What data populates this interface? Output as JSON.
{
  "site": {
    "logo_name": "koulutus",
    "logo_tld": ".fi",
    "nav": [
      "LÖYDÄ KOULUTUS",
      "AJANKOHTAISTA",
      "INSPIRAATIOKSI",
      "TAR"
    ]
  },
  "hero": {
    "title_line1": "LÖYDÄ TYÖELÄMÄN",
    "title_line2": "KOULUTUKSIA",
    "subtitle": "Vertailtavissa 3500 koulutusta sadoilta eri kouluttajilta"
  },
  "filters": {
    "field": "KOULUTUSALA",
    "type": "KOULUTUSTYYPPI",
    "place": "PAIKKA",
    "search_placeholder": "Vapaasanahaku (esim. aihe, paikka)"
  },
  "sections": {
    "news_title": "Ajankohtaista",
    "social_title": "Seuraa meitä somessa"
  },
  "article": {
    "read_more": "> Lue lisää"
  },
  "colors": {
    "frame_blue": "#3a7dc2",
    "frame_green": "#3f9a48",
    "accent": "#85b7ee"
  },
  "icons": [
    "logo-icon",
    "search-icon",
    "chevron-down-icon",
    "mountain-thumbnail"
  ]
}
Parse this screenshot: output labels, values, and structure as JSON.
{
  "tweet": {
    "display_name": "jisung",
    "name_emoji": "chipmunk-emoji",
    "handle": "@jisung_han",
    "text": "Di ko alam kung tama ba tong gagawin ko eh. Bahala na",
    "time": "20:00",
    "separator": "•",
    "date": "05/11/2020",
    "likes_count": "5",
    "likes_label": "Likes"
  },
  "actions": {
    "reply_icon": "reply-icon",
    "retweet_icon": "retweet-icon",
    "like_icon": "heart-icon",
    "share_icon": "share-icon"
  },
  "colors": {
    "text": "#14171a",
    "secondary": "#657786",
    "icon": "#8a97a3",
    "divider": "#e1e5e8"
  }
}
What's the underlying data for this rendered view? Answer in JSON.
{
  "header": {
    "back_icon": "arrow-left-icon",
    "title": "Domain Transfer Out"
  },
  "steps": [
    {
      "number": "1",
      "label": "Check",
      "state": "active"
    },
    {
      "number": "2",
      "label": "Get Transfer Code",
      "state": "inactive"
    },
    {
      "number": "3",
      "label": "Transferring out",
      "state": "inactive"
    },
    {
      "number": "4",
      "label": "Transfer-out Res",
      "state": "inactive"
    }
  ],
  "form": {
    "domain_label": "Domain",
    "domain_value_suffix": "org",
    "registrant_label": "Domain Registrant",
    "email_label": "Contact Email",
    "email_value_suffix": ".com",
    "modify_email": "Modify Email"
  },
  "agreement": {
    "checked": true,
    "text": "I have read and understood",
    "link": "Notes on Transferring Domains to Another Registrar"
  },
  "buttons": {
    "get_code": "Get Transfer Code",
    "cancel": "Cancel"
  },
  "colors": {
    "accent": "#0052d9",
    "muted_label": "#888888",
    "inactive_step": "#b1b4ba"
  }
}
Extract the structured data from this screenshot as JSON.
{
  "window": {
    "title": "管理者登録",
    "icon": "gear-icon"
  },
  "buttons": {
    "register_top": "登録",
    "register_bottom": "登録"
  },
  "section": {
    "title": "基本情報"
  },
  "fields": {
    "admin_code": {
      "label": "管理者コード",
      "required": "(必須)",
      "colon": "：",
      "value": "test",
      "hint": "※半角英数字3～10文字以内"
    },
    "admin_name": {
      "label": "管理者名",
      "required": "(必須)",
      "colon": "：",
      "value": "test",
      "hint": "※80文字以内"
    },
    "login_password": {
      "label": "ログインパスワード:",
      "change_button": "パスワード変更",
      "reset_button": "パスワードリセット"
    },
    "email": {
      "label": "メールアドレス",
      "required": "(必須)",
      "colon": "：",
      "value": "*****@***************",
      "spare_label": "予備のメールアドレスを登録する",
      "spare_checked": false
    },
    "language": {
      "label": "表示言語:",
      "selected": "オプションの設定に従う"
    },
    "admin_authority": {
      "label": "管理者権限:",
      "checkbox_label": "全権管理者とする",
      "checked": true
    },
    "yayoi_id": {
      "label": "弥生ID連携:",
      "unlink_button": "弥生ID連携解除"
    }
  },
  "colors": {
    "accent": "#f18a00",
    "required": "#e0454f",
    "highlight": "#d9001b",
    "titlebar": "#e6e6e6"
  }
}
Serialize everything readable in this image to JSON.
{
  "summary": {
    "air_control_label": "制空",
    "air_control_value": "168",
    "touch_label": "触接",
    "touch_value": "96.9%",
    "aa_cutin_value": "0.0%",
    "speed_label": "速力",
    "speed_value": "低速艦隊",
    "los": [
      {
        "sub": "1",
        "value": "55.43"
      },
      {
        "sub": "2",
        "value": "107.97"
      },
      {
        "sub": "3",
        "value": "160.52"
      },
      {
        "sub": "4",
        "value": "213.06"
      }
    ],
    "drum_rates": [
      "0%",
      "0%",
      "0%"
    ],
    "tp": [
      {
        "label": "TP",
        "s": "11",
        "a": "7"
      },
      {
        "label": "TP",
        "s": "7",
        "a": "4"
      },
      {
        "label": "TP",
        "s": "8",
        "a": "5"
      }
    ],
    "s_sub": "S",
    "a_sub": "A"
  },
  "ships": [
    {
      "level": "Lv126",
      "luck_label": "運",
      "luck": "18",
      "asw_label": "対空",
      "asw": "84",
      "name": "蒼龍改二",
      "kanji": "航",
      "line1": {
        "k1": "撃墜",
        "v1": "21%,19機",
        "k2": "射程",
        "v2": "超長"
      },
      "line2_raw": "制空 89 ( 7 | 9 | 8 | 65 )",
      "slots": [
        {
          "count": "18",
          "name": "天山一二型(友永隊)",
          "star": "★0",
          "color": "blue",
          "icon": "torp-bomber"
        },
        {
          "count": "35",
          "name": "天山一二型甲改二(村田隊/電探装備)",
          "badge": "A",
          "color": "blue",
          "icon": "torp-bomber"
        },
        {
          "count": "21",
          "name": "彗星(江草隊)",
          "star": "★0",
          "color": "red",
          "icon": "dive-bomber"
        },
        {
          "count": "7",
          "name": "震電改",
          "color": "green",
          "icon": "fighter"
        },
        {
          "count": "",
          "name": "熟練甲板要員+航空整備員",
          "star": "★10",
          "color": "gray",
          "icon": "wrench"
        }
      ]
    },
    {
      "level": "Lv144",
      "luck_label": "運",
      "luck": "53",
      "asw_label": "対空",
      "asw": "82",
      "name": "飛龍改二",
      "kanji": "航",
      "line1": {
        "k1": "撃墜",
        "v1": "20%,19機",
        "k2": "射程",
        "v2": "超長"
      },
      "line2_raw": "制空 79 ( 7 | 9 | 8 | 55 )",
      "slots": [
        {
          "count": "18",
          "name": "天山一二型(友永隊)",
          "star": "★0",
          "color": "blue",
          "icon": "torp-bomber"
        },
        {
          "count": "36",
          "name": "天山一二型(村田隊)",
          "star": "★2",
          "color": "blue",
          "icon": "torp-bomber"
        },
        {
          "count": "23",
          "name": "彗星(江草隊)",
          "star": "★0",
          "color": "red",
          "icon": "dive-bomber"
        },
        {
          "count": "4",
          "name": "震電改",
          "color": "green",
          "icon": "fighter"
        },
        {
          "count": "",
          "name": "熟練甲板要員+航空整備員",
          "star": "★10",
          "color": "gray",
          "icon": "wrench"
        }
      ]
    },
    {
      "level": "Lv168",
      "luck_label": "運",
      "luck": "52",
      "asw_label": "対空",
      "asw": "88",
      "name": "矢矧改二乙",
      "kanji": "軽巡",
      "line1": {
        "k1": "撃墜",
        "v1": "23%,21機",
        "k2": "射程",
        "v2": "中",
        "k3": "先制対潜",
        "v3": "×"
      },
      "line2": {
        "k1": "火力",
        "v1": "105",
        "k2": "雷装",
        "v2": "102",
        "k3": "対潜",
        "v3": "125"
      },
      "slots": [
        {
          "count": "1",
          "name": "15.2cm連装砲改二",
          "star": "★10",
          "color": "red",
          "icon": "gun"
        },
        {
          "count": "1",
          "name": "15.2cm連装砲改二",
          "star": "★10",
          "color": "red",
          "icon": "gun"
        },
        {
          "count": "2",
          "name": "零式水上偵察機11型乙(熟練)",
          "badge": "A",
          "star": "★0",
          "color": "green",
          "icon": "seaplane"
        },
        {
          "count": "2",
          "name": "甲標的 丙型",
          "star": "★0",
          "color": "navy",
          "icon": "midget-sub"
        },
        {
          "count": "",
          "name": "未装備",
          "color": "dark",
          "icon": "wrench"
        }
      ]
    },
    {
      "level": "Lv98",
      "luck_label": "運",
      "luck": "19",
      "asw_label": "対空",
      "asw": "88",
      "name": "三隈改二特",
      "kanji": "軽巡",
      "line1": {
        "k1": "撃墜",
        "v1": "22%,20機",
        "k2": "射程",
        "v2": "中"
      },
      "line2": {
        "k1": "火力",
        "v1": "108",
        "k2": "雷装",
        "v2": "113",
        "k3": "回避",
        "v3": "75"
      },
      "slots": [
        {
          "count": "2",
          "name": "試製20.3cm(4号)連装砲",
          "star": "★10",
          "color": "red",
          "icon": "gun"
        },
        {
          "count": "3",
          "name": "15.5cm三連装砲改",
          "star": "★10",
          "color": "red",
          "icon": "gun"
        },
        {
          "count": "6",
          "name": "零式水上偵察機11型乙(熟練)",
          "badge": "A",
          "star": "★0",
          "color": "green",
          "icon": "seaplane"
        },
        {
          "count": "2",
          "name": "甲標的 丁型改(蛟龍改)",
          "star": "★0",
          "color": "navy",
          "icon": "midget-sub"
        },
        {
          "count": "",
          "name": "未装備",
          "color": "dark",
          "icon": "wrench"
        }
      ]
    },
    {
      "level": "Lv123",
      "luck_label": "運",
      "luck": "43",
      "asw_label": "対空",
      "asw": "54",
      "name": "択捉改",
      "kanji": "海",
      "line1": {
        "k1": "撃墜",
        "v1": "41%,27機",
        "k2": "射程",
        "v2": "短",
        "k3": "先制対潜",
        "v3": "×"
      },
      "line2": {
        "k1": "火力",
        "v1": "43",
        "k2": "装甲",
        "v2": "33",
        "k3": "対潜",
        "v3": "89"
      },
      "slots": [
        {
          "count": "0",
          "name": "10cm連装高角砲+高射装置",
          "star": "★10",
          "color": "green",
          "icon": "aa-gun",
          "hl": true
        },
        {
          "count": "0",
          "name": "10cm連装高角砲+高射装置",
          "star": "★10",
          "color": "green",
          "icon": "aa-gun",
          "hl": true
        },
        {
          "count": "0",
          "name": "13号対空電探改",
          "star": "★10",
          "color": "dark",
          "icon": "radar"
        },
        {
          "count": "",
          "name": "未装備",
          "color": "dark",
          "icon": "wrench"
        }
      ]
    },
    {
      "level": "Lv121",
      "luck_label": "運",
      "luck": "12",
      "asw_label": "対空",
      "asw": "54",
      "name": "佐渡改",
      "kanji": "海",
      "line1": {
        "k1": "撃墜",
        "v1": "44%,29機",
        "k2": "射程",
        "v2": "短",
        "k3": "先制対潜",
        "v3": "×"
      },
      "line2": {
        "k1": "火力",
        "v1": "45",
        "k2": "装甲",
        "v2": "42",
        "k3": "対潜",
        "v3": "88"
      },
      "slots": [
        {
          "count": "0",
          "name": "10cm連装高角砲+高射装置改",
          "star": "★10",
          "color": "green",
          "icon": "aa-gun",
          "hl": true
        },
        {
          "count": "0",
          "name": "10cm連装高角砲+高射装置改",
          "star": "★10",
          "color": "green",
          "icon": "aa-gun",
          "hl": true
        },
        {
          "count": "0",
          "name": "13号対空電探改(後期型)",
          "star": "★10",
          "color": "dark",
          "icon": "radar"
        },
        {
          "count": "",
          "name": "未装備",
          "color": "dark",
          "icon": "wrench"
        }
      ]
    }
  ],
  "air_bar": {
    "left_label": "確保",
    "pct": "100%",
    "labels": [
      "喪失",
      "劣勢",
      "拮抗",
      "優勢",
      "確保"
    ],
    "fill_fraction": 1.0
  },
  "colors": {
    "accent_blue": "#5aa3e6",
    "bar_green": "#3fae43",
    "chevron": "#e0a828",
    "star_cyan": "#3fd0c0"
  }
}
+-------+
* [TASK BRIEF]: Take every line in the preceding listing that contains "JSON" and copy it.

* [WORKED SOLUTION]:
What data populates this interface? Output as JSON.
Parse this screenshot: output labels, values, and structure as JSON.
What's the underlying data for this rendered view? Answer in JSON.
Extract the structured data from this screenshot as JSON.
Serialize everything readable in this image to JSON.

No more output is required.